→ **EXERCISE AIM**
Copy out all lines in the data below containing the string "میدان".

(Website and app data records)
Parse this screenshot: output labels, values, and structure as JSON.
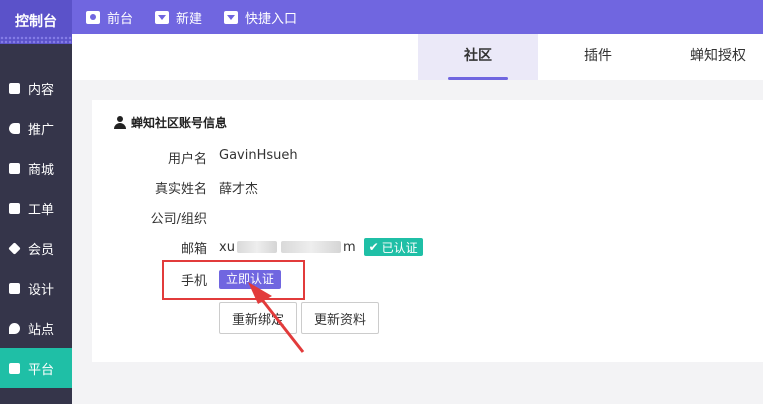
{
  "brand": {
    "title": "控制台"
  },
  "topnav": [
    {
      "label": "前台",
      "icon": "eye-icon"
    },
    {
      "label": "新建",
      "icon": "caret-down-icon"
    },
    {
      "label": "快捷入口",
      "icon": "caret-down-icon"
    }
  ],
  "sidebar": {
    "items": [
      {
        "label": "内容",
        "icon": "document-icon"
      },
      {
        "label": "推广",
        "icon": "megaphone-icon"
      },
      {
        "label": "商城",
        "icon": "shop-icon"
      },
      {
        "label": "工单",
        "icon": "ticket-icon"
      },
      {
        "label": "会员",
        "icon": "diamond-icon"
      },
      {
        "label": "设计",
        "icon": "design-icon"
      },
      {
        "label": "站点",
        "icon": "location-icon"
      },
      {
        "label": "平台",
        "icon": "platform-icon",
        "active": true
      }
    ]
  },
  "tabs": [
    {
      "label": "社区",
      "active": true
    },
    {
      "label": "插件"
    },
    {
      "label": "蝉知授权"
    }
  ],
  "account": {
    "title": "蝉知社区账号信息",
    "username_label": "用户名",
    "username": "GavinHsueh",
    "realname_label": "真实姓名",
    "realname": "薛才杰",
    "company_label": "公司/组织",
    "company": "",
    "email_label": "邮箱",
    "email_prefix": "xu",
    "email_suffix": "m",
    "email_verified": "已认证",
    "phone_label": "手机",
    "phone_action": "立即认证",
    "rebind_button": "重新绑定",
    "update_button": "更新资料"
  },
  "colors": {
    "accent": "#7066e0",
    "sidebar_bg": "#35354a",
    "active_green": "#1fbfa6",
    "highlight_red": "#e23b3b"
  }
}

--

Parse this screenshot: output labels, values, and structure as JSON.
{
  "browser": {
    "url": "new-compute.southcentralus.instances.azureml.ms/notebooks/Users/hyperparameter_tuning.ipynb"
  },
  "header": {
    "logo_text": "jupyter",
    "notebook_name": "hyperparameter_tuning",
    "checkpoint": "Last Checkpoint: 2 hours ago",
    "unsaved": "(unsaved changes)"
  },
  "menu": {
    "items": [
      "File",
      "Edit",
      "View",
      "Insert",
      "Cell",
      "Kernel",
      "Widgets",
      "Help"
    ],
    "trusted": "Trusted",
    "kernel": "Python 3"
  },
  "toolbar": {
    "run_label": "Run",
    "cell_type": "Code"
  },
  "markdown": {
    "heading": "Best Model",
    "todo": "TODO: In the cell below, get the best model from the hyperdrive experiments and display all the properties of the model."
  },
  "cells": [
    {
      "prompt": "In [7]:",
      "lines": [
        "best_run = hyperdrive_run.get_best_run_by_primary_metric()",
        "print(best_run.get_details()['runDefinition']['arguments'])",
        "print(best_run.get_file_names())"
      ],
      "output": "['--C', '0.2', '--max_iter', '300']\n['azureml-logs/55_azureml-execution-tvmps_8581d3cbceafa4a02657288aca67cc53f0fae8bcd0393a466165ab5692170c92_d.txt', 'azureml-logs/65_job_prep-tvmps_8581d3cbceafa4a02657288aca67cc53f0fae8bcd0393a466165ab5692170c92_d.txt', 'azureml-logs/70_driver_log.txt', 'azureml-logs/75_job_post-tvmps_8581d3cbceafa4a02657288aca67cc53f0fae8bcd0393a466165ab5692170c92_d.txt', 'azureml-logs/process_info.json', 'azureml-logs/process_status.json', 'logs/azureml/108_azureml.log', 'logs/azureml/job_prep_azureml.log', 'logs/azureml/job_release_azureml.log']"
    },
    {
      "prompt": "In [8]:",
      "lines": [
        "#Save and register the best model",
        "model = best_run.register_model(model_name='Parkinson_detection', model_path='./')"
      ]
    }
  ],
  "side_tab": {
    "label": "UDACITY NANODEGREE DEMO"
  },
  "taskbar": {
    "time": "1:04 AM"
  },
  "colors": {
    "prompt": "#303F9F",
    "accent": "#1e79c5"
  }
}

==

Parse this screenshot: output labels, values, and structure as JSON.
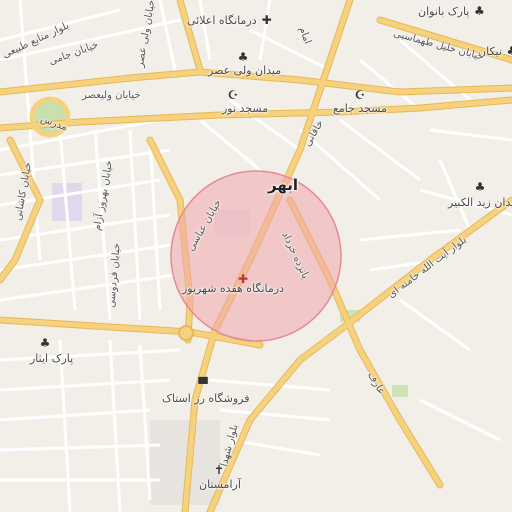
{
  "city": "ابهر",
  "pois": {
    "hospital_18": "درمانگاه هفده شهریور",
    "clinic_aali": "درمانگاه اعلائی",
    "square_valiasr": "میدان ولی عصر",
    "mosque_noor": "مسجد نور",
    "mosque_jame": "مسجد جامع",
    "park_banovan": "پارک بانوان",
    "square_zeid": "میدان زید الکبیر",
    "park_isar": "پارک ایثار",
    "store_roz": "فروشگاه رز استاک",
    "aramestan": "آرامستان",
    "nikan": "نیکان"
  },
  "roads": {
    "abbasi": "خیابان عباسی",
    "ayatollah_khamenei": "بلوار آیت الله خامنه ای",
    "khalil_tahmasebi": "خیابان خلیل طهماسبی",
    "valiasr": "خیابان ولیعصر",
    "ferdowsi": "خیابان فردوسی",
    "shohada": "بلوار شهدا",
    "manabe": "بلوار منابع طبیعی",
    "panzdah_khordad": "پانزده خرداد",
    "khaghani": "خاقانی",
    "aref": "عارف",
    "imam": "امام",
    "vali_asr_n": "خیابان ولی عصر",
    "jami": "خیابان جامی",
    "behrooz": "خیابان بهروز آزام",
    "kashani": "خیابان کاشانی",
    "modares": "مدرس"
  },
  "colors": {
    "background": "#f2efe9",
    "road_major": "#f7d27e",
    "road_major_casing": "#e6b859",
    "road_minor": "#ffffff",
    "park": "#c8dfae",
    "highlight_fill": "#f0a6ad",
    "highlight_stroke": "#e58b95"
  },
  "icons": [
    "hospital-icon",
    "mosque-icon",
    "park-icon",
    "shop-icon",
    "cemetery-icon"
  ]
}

→ **SOLUTION TO THIS PROBLEM**
    "square_valiasr": "میدان ولی عصر",
    "square_zeid": "میدان زید الکبیر",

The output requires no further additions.